### Input data

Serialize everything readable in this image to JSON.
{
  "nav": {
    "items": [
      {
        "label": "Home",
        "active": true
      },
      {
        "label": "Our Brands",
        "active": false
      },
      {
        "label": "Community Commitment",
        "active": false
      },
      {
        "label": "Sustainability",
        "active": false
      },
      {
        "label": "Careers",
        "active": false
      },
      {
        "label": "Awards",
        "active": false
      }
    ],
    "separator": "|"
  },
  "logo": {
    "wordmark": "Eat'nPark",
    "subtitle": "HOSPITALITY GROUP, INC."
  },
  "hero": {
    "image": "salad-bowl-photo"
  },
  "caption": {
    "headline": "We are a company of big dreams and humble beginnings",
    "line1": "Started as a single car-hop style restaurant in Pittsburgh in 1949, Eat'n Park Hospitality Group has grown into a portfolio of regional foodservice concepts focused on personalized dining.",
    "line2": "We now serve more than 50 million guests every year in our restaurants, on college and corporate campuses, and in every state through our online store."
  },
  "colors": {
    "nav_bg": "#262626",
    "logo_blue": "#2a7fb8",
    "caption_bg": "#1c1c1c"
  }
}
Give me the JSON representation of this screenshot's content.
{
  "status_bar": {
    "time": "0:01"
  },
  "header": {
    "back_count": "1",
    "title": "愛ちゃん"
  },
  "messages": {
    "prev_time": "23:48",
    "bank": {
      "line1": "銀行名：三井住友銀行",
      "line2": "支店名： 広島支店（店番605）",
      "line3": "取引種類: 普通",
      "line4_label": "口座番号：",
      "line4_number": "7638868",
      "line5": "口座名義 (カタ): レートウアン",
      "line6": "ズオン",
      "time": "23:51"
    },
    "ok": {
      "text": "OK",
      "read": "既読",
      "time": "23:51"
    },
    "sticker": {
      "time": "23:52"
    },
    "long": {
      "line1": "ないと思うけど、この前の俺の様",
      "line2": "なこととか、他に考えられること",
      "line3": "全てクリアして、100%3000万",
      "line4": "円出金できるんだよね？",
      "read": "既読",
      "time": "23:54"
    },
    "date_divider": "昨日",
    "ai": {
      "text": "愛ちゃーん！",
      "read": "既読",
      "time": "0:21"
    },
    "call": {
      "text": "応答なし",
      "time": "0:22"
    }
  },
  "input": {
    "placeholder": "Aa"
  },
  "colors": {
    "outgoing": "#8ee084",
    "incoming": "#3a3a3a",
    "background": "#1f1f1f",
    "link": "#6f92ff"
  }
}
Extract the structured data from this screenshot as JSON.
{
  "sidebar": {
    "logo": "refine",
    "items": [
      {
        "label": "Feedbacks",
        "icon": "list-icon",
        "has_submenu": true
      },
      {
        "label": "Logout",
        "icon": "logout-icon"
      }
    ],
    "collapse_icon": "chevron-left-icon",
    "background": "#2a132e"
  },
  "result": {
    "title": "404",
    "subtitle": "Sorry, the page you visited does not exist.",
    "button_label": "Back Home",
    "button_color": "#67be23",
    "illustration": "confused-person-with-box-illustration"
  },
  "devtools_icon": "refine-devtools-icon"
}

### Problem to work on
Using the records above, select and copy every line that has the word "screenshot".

### Response
Give me the JSON representation of this screenshot's content.
Extract the structured data from this screenshot as JSON.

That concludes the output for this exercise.